Could Scott Kazmir Be a Fit in Houston?
The Houston Astros need pitching help. They need a lot of pitching help. Though GM Jeff Luhnow was able to acquire some arms during and before the winter meetings – Sam Demel, Josh Fields, and Alex White, notably – the rotation in particular looks a bit shaky.
Since the Astros aren’t going to be major players in free agency (even my dream of acquiring Francisco Liriano looks far-fetched right now), it becomes incumbent on them to poke around in the bushes a little more with the hopes of landing a potential arm for the rotation.
One possibility may be Scott Kazmir, the former first-rounder for the Mets.
Kazmir, out of Cypress Falls High School, was supposed to be a stud. In 2005, Baseball America listed him as the #7 prospect in baseball. Ahead of Rickie Weeks, Hanley Ramirez, Matt Cain, Prince Fielder, and… well, all but six players in the universe (those six players? Joe Mauer, Felix Hernandez, Delmon Young, Ian Stewart, Joel Guzman, and Casey Kotchman). The Mets traded him, along with Jose Diaz, to the Devil Rays for Bartolome Fortunato and Victor Zambrano.
Though it’s easy to look at Kazmir’s time in Tampa Bay as disappointing, he did manage to strike out more batters than innings pitched, was never worth fewer than 2 wins in a season, and went to two All-Star Games. The lefty pitched well through 2008, when elbow issues forced him onto the DL in early 2009. That’s when the real trouble began.
A string of injuries prompted the Rays to trade Kazmir to the Angels for Sean Rodriguez, Matt Sweeney, and Alexander Torres. His tenure in Anaheim was terrible. A rash of injuries led to a breakdown of his mechanics, and reduced effectiveness. His velocity had fallen from touching 94 in 2004, to the mid-80s in 2011. He also lost the feel for his slider, his other plus pitch. The Angels, mercifully, released him in June 2011.
In 2012, Kazmir pitched for the Atlantic League’s Sugar Land Skeeters, and didn’t fare terribly well there, either. 3-6 with a 5.34 ERA, only 1.55 strikeouts per walk, and a 1.672 WHIP. He pitched a little better in Puerto Rico this winter, pitching 4 games, throwing in the 90-94 range, and going 0-2 with a 5.12 ERA, striking out 21 (in 19.1 innings) and only walking 6. Perhaps the most encouraging statistic was his ability to generate groundouts (2.20 GO/AO), which would be a valuable asset for a power pitcher who’s lost his power.

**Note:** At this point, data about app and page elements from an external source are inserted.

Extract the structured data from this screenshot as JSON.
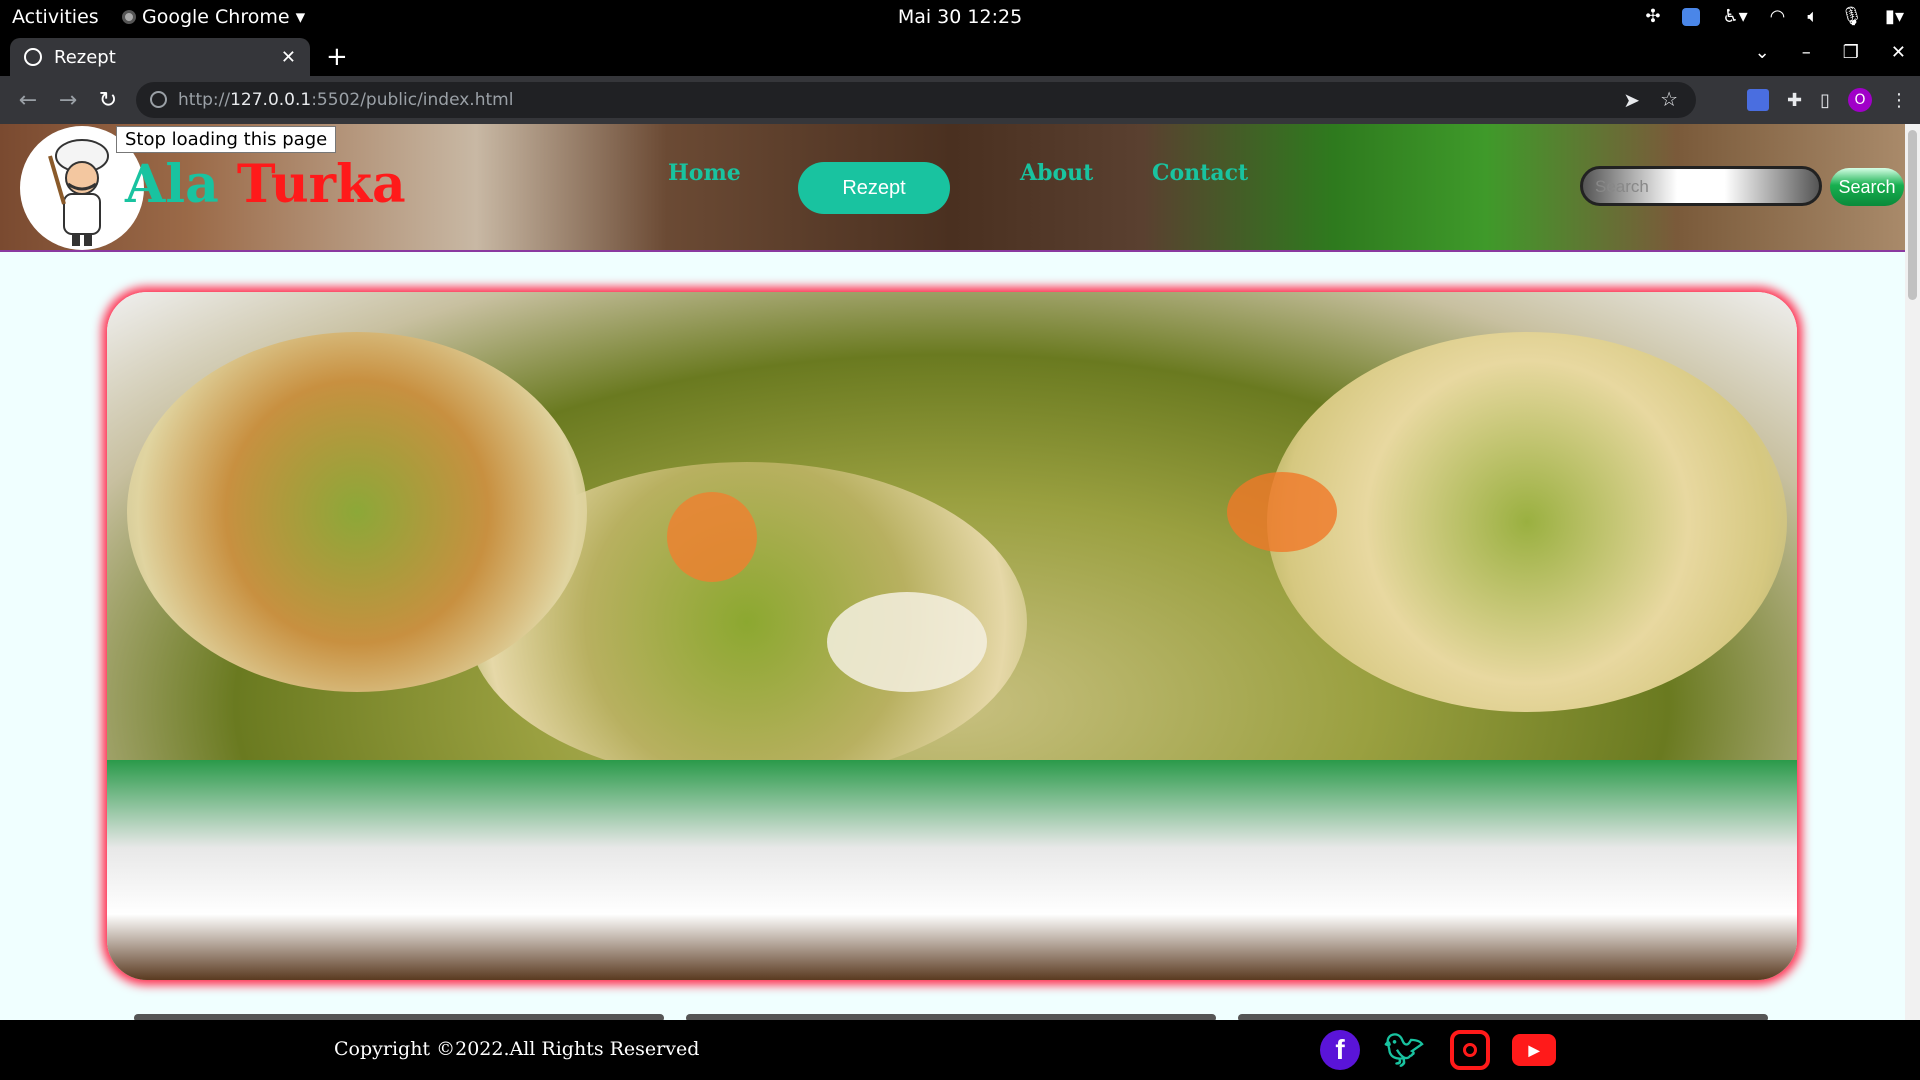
{
  "system": {
    "activities": "Activities",
    "app_name": "Google Chrome",
    "clock": "Mai 30  12:25"
  },
  "browser": {
    "tab_title": "Rezept",
    "url_scheme": "http://",
    "url_host": "127.0.0.1",
    "url_rest": ":5502/public/index.html",
    "profile_initial": "O",
    "tooltip": "Stop loading this page"
  },
  "site": {
    "brand_part1": "Ala",
    "brand_part2": "Turka",
    "nav": [
      "Home",
      "Rezept",
      "About",
      "Contact"
    ],
    "active_nav": "Rezept",
    "search_placeholder": "Search",
    "search_button": "Search",
    "footer_text": "Copyright ©2022.All Rights Reserved",
    "social_icons": [
      "facebook-icon",
      "twitter-icon",
      "instagram-icon",
      "youtube-icon"
    ]
  },
  "colors": {
    "accent": "#19c3a0",
    "brand_red": "#ff1a1a",
    "page_bg": "#f0ffff",
    "footer_bg": "#000000"
  }
}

Jon Heyman of CBSSports.com recently mentioned that Kazmir may have multiple suitors. Ordinarily, if a player has a choice between more than one team, then it’s unlikely that Houston is going to be the top choice. However, given that Kazmir grew up locally, there is a possibility. After all, he had his choice of Independent teams, and he chose to pitch for Sugar Land. Not to mention Houston is one destination where he may actually have a solid chance to not only make the roster, but to get penciled in as a starter out of Spring Training.